Whether you want to start your own business, share your opinions on a blog, or build your platform as a leader, I want to empower you to act on your ideas and not let technology get in the way.
There are far too many options available these days to cover them all here, but I will cover what I consider the best options at a variety of levels.
These platforms can have you up and running in fifteen minutes and are free forever! This is a great place to start out when you’re not ready to pay to get going.
In my opinion this is the easiest of these platforms to operate. Out of the box you can write and post all your posts just by sending an email. It functions best as a blog style platform, but you could build out a small number of supporting pages pretty easily.
One great thing about Posterous is that it allows you to use your own personal domain free of charge. That means if you ever graduate to the next level and move your site your visitors can still find you.
This is an interesting platform that allows you to mix different types of media with ease. You can post pictures, video, text, audio, and even conversational dialog and it will look great! Tumblr also doubles as a social network which gives your content to spread by being “re-blogged” by other Tumblr users.
Tumblr also lets you use your own domain for free which is great! Additionally, you have full access to edit the HTML & CSS of your site to make any custom tweaks you prefer. Again, this is a great fit for just getting started and the built in platform is an interesting advantage!
WordPress is probably the most popular platform for building both blogs and business websites. WordPress is a full blown CMS (content management system) that allows you to build out a complete website as a blog, static site, or a combination of both. It’s a little bit more difficult to use than Tumblr and Posterous, but if you’ve been using the web for long you won’t have any trouble figuring out the basics yourself. You can sign up for a free WordPress blog at WordPress.com.
WordPress.com is free to use for personal use and your blog will be hosted at thedomainyouchoose.wordpress.com. Note that the “.wordpress.com” part stays on there if you stick with the free version. That means in the future if you want to move your WordPress.com site to “hosted WordPress” (covered below) your address will change. For $10 a year you can have them use your personal domain to alleviate this problem.

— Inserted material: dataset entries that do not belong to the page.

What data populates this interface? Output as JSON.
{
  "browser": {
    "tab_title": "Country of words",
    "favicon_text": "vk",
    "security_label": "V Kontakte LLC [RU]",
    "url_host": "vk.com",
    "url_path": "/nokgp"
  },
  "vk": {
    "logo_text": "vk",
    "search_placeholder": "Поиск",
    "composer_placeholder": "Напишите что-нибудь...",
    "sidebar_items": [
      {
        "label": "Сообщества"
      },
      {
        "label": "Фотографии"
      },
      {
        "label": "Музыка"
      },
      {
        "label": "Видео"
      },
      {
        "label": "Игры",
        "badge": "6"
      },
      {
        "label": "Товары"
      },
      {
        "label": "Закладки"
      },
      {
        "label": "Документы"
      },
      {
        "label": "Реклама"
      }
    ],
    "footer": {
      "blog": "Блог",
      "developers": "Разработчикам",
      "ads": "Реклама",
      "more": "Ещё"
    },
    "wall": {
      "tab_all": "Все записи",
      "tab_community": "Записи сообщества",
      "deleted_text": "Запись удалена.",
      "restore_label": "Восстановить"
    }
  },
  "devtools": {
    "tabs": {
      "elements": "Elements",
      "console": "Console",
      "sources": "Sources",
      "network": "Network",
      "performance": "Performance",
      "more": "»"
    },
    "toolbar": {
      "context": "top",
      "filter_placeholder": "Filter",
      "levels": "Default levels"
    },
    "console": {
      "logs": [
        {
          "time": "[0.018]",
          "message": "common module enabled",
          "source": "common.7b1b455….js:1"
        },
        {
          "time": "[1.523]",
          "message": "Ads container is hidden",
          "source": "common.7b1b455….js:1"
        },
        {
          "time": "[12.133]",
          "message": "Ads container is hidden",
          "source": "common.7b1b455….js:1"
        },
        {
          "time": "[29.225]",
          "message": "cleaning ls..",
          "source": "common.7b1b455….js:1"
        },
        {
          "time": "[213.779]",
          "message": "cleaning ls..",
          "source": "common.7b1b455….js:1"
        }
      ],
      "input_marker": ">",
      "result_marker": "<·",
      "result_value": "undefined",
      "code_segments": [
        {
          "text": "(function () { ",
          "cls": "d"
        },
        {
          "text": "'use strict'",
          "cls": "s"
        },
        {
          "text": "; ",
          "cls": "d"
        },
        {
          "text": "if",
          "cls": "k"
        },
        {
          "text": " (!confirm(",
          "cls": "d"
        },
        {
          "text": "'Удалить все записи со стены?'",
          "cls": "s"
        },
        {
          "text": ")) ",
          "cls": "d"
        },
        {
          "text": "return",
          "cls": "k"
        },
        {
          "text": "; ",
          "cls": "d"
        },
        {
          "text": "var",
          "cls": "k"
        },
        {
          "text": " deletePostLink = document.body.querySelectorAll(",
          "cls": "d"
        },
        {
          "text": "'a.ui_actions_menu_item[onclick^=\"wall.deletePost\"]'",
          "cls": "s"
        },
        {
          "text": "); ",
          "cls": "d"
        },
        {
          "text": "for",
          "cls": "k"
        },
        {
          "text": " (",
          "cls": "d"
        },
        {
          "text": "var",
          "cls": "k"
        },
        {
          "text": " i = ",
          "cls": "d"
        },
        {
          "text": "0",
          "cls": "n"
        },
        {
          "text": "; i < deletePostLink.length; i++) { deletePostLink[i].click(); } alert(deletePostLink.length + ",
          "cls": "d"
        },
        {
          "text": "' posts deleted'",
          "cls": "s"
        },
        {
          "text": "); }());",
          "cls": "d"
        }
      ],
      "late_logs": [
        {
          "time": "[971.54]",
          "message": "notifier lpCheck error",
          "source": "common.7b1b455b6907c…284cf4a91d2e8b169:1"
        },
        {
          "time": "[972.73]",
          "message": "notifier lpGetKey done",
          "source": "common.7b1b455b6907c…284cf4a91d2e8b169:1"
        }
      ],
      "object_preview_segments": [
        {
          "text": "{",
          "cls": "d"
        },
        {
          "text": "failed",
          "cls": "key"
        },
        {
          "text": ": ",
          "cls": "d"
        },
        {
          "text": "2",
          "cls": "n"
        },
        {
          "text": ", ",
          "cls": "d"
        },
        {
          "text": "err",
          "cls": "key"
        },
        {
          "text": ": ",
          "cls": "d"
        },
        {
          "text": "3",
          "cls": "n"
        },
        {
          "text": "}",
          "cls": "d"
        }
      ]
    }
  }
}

You should also note that when using WordPress.com you won’t be able to use many custom themes, plugins, and widgets because of the restrictions on free accounts. When you do need to make use of these and graduate to a hosted WordPress solution, moving will be easy though!
WordPress is such an important platform for building websites that I recommend everyone start here unless they have a compelling reason to go with Tumblr or Posterous.
When you’re ready to start doing more with your website or want to build a business site it’s time to start considering “hosted” solutions. My number one recommendation is “hosted WordPress.” Because WordPress is free software (this is wordpress.org now, not wordpress.com) you only have to pay for a share of a computer for your site to live on (hosting).
With hosted WordPress you’re using your own domain name and you have complete control over your website. You can use any plugins, widgets, and themes you choose, and you can typically host as many sites as you want under your single hosting account (I’m hosting both this site and bedrockcoaching.com on the same account).
Blue Host (affiliate link… because it’s awesome!)
This is my top recommendation because their customer service is lights out! They have a great suite of tools to help you get a WordPress site up and running in under 10 minutes (check out this video from Pat Flynn showing how easy it is). Plans start around $6/month which is an awesome deal!
Hostgator (affiliate link… because it’s awesome!)
These guys are equally good at hosting, but they don’t get the top recommendation because Blue Host customer service is so great. I’ve hosted sites with Hostgator for years though with great success. One plus with Hostgator is that they offer some beefier server options if you’re expecting a lot of traffic (or need to upgrade later).
Once you start getting a tremendous volume of visitors to your site daily you’ll need to step it up a notch and explore some more serious hosting options. I’ll keep this section brief since it’s well beyond the level a brand-new site should consider:
Dedicated Hosting & VPS
The cheap hosting accounts we covered above are technically “shared hosting” accounts. That means that your site shares a server with a bunch of other peoples sites. This is typically fine because the sites are small enough that they only need a fraction of the computer. Once you get to the big leagues though you’ll need some dedicated computer resources to handle your visitors.
These two platforms are much more expensive then basic WordPress hosting, but they’re the best at what they do. These guys know how to make a WordPress site screaming fast and reliable. At this level you’ll be shelling out about $25 to $50 a month for a single site so make it good!
Choosing a Website Host
So that’s a quick rundown on what I consider the best of the best for starting a website. If you’re looking for a free blog to build your personal brand then something like Tumblr is a great option. If you’re interesting in starting something a little more serious then hosted WordPress is for sure the way to go.
I’m Here to Help
This is a little outside the scope of what I normally write at Life Stoked, but I felt strongly that I wanted people to be empowered to go out and build their idea. Don’t let technology get in the way!
If any of this sparked some questions or you’re wondering what’s the best fit for you just drop me a comment. I love helping people!